[[ Working data, beginning ]]

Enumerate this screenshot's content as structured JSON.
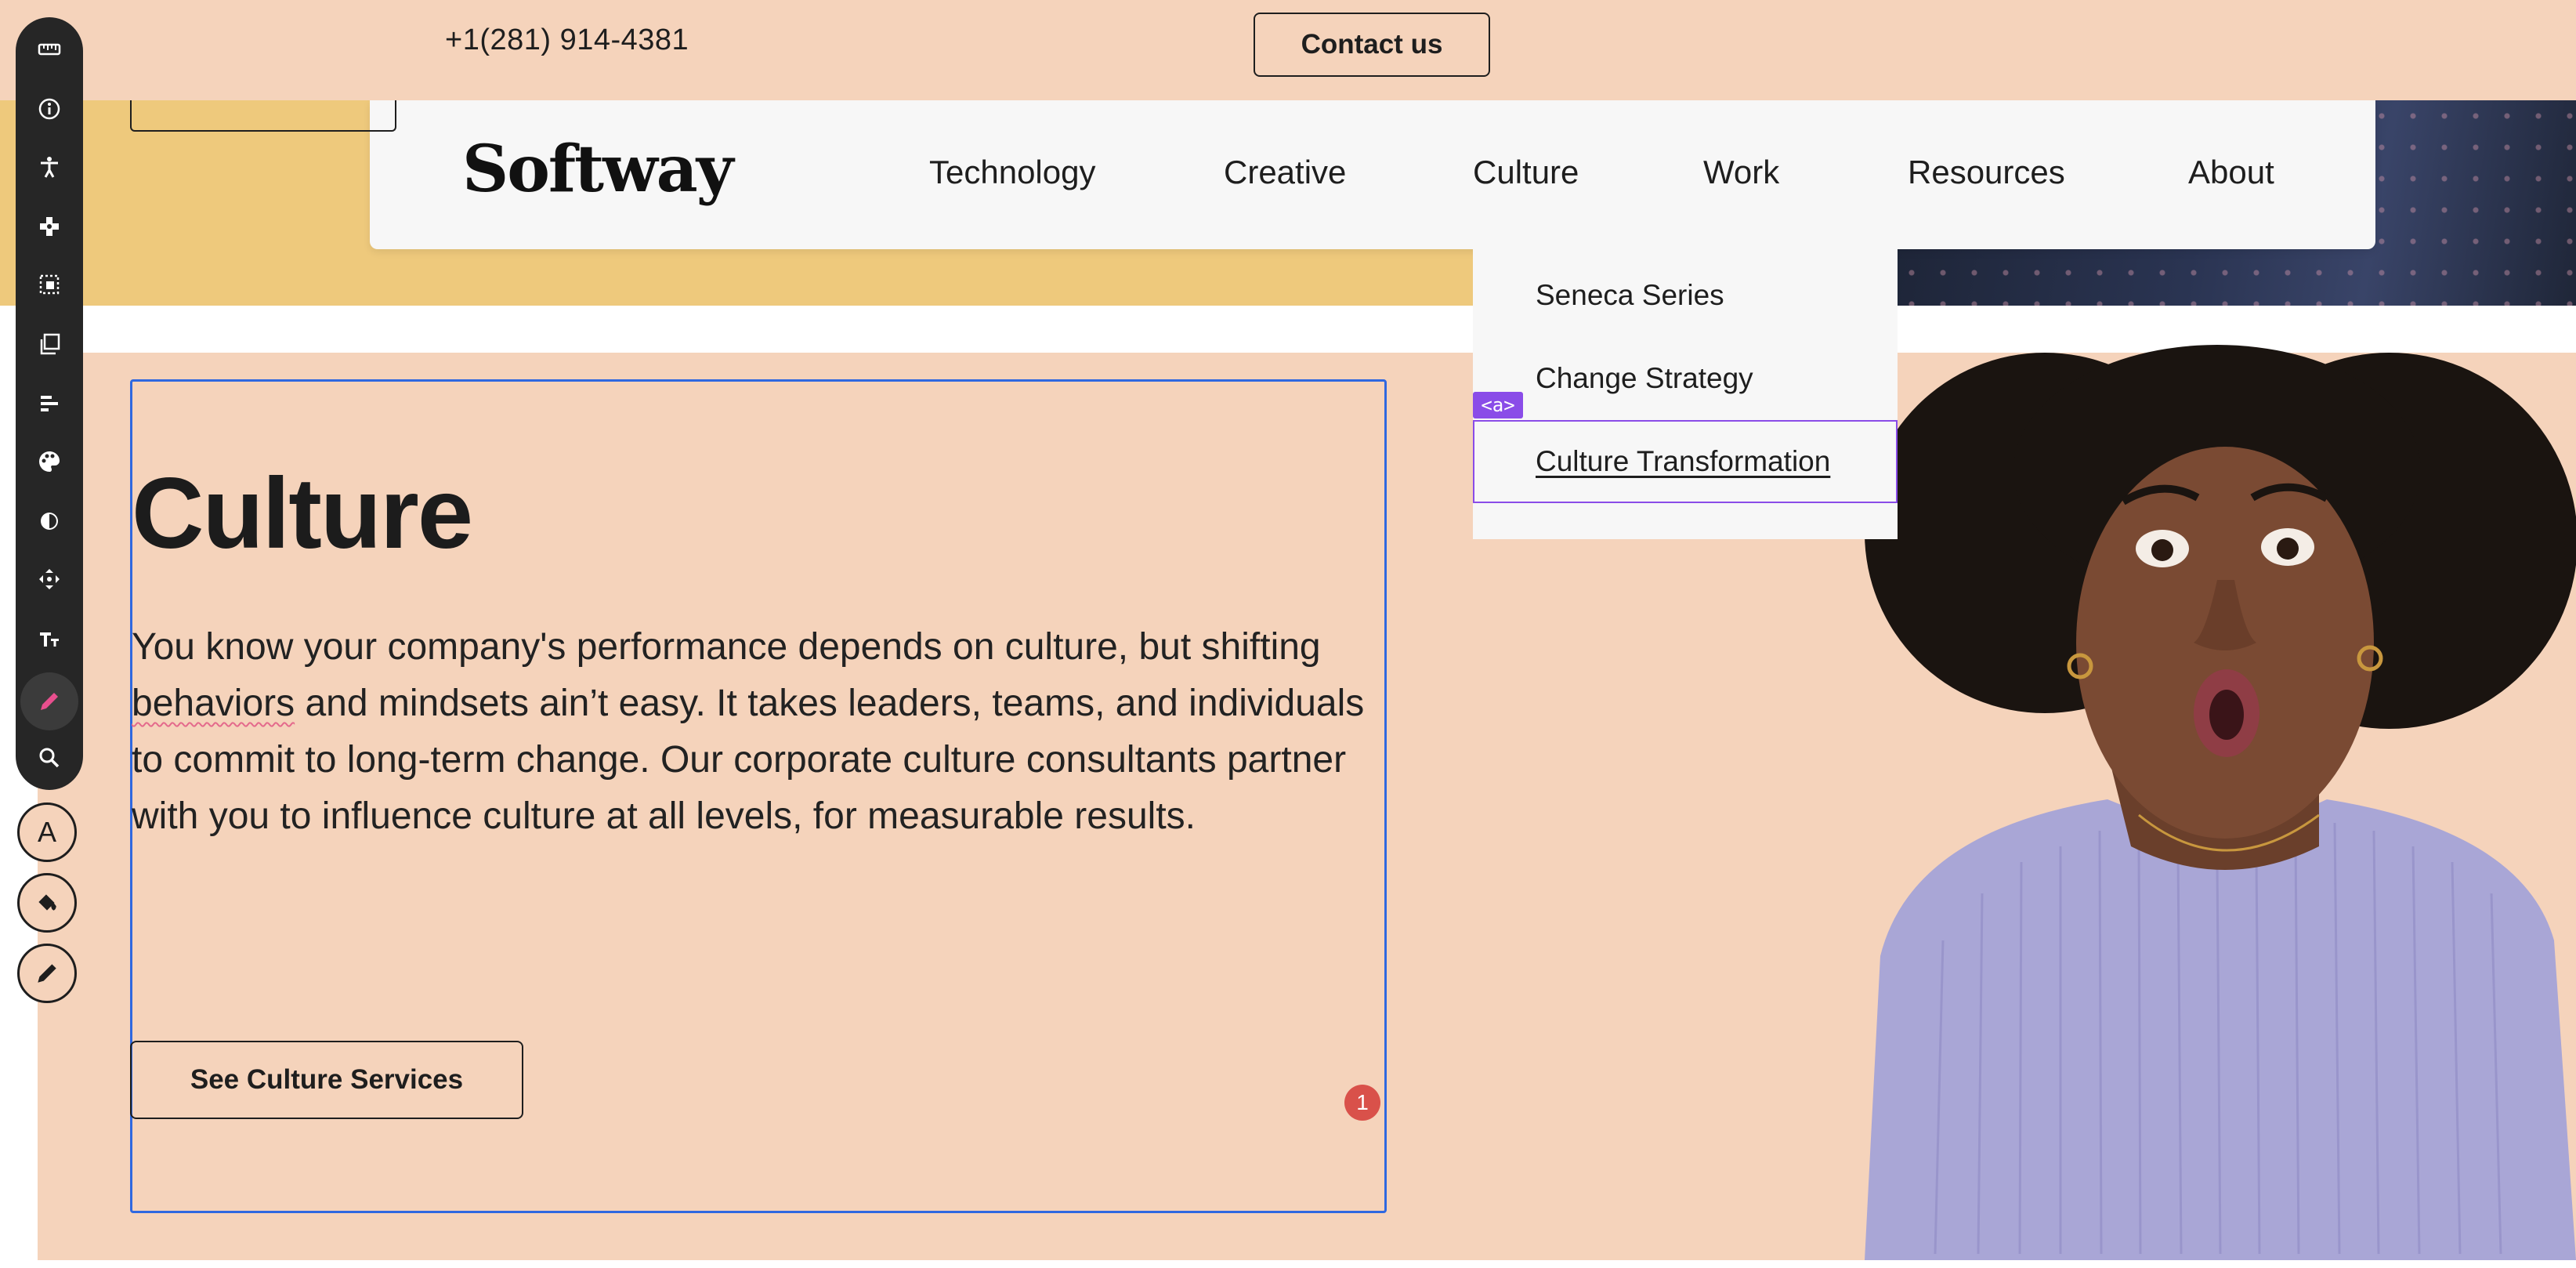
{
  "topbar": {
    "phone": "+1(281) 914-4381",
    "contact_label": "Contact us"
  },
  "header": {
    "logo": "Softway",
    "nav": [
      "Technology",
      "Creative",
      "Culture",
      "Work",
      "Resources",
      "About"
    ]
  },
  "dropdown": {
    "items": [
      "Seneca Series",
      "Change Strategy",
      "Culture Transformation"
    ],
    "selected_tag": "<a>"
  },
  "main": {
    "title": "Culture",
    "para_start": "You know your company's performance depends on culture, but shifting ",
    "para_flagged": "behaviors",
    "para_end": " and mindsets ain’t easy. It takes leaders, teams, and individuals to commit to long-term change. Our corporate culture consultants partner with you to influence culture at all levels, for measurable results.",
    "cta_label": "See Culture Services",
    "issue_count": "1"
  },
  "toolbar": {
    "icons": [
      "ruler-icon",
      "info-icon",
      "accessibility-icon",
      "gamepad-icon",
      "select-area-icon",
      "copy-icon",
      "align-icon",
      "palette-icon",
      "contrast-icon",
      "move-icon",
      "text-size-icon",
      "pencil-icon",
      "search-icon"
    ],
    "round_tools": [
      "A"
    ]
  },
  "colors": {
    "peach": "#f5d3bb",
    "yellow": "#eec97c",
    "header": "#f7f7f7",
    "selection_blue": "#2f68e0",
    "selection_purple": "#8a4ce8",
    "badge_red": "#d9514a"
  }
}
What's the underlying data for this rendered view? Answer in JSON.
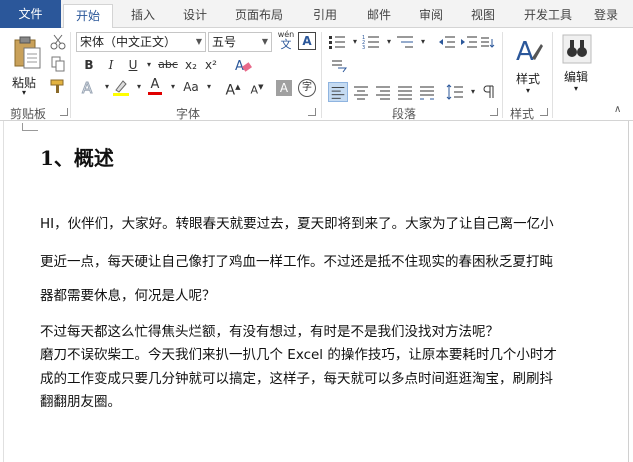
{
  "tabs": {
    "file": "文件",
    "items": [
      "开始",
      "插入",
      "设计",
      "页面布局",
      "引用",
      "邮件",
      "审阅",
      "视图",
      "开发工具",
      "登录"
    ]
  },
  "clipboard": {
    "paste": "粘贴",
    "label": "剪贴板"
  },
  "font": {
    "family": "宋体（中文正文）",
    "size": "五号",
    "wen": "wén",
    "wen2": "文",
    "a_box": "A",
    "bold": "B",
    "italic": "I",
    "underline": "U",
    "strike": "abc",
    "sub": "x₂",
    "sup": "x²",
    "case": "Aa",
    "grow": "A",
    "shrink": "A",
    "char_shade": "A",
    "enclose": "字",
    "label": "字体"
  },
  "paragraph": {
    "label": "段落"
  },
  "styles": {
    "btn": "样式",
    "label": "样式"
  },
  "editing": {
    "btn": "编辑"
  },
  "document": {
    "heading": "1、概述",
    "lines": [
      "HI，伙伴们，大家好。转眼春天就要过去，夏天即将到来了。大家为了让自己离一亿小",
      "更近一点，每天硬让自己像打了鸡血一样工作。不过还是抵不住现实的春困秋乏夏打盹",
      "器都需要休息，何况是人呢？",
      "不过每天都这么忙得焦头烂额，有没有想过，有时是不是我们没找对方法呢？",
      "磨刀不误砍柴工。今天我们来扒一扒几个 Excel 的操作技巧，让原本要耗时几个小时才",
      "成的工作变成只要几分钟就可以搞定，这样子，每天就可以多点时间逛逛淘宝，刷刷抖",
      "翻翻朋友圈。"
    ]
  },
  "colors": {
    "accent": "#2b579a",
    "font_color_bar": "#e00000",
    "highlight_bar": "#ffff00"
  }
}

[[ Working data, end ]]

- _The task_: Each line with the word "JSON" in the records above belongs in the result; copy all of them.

- _Result of this task_:
Enumerate this screenshot's content as structured JSON.
What's the underlying data for this rendered view? Answer in JSON.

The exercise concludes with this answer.